For the rest, although Lacan and Miller have emphasized the importance of differentiating between love words and love letters, similar assessments can be made regarding the relationship between love words and love gestures. Indeed, some love letters can be love gestures, but not all, and although they do not usually reduce to banalities or prayers, the defining thing is not what they say, but what is done with it. This «doing» must have, as in the case of the love word, the value of a specific sign.
The proofs of love have a different character. It has always been considered that, for an act to be a proof of love, it must have a sacrificial side or demand an atypical, sometimes extreme effort, and there is no doubt that there are proofs of love that for that reason are love gestures. However, a proof of love can be heroic and even risky without constituting a true love gesture. This is proved by the feats fantasized or effectively carried out by the obsessive neurotic, masterfully analyzed by Freud in the case of the «Rat Man». Moreover, such feats can be worth the same cancellation of the love gesture, in a kind of tenacity that could be summarized in the sentence: «I can do all this for you, but you will never receive a love gesture from me». In other words, there are proofs of love that, as signs, even have the opposite value to that which is characteristic of love gestures.

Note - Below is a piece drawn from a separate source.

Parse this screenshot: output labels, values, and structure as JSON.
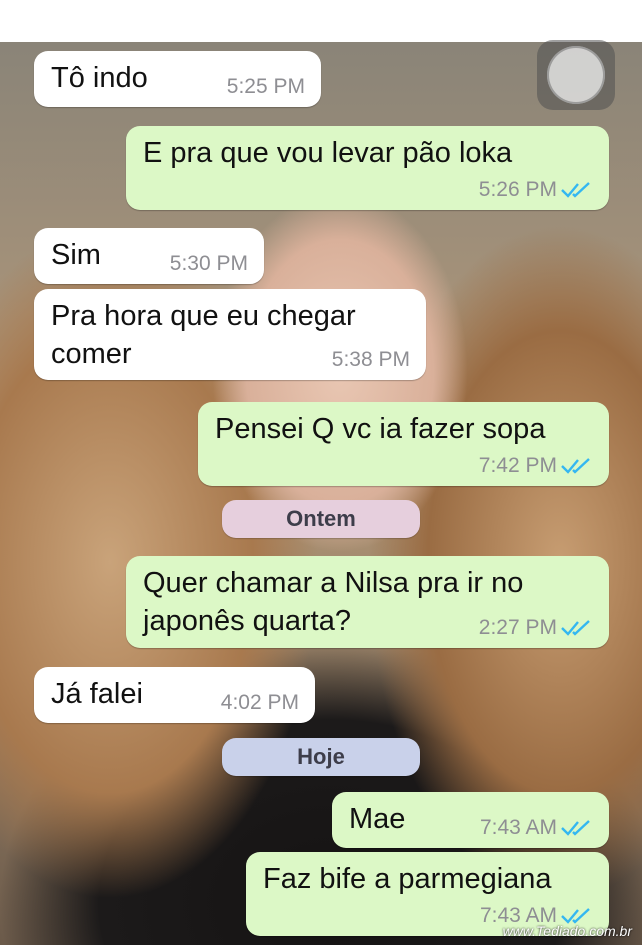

In short, this first diacritical exploration shows the convenience of considering the love gesture as a peculiar type of sign, understanding «sign» in the sense defined by Peirce, that is, something like something to somebody for something: what for someone represents something. And, because in the particular case of the love gesture, the «someone» is invariably the love partenaire, our inquiry should aim to define exactly what that «something» should be so that the «it» be a sign of love.